Spend a few minutes chatting with a bookseller and you’ll likely walk away with excellent book recommendations, intriguing details about books and authors, or both. That beloved bookshop experience is something the Mental Floss team has tried to emulate in their new book The Curious Reader: A Literary Miscellany of Novels & Novelists, which includes everything from lists of facts about classic novels to a list of authors who loved cats. To celebrate the book’s release on May 25, in honor of Independent Bookstore Day 2021, here’s another list for bibliophiles: seven bookstores owned by acclaimed authors that you’ll want to put on your must-visit list.
In 2011, soon after Nashville’s two main bookstores shuttered, Ann Patchett teamed up with publishing sales representative Karen Hayes to fill the void. The inspiration for their shop was Patchett’s favorite childhood bookstore, a place where booksellers “remembered who you were and what you read, even if you were 10,” she explained. They named It after Mount Paranassus, a cultural hub of literature and learning in Greek mythology.
When Jeff Kinney and his wife, Julie, bought a crumbling 19th-century building in downtown Plainville in 2012, they hadn’t yet decided what it would become—and they still haven’t really had to. An Unlikely Story, open since May 2015, is definitely a bookstore but also houses a café that serves breakfast, lunch, and even alcohol. Upstairs is the Second Story, a multi-purpose event space that hosts everything from yoga classes to karaoke nights.
Birchbarck Books & Native Arts lives up to every part of its name. Founded by National Book Award-winning author Louise Erdrich in 2001, the shop features branches from actual birch trees (blown—not chopped—down) installed around books of all genres, with an emphasis on Native American authors; Erdrich herself belongs to the Turtle Mountain Band of Chippewa. In addition to jewelry, and other goods made by mostly local Native American artisans.
George R.R. Martin’s Jean Cocteau Cinema was never just a movie theater; authors regularly graced its lobby for book readings and signings, too. Space was tight, though, so in 2019 Martin transformed an old hair salon next door into Beastly Books, a full-fledged bookshop complete with a coffee bar and a corner to Martin’s own works.
Judy Blume and her husband, George Cooper, had long hopes that Mitchell Kaplan would bring his Florida bookstore chain, Books&Books, to Key West. He finally agreed on the condition that the couple find a suitable location for it, which they did—in an Art Deco nonprofit arts center. Blume and Cooper opened the store in January 2016 and are active in its daily operations, which often include author events hosted by Blume herself.
Despite having “absolutely not a drop of business experience,” as Emma Straub told Fast Company, she and her husband, designer Michael Fusco-Straub, opened a bookstore that continues to be a hotspot for locals and tourists nearly four years after its founding. (You may recognize its “Books Are Magic” mural from Instagram.) The owners, who live nearby with their two sons, consider the shop “their third child.”

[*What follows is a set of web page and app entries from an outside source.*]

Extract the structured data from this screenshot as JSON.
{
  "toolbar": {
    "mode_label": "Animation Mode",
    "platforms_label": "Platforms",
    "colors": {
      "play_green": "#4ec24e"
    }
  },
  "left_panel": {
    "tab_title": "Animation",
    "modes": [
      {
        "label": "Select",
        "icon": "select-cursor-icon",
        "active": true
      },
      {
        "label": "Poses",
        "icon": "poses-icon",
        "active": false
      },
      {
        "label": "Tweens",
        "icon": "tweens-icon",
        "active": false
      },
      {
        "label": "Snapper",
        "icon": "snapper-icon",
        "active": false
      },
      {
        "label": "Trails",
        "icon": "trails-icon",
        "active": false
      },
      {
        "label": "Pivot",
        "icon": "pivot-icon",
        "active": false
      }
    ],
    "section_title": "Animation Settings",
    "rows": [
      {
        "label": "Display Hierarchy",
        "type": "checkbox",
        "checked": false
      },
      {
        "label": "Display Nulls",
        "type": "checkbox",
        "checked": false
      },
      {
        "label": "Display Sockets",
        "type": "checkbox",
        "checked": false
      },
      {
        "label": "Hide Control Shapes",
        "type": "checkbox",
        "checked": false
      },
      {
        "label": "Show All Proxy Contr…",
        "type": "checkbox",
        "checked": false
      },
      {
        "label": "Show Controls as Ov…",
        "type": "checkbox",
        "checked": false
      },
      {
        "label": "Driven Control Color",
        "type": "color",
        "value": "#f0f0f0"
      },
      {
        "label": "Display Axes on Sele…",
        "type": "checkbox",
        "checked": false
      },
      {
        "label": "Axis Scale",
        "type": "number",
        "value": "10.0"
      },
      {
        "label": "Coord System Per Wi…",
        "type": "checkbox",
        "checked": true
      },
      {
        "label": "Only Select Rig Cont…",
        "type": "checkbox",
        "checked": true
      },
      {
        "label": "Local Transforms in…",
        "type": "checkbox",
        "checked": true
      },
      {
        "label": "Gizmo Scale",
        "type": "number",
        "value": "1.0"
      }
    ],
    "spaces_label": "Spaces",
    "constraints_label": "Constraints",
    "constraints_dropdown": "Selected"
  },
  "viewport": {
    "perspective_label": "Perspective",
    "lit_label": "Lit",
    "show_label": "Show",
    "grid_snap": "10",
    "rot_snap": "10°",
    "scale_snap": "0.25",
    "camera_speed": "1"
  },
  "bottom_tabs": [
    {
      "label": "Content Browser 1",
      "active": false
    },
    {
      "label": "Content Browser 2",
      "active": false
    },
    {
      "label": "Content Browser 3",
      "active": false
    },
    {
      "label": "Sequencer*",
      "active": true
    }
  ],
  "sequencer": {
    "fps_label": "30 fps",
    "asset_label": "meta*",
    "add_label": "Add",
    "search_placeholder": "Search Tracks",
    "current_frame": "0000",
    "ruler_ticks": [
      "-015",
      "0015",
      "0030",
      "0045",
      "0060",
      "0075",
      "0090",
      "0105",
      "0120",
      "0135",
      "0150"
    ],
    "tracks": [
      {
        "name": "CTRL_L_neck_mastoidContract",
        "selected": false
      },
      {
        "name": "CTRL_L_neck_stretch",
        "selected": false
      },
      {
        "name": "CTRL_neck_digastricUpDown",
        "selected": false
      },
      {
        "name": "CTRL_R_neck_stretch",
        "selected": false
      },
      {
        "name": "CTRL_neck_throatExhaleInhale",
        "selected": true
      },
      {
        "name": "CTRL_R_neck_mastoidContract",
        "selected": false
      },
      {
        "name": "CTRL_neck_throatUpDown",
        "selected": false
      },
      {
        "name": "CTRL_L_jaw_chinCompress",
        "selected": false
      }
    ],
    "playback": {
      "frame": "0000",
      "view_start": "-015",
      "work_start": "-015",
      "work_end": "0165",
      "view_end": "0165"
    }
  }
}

Though the pandemic derailed the opening of memoirist and blogger Jenny Lawson’s new bookshop last year, the place hasn’t exactly been dormant. Lawson has kept things lively with creative window displays, curbside pickup, and fun surprises. In February 2021, for example, she wrapped a bunch of books in brown paper and left them on a table outside the store, free for anyone interested in a “Blind Date With a Book.”
The Curious Reader: Facts about Famous Authors and Novels Book Lovers and Literary Interest a Literary Miscellany of Novels & Novelists by Erin McCarthy & the Team at Mental Floss is available May 25, 2021, via Weldon Owen.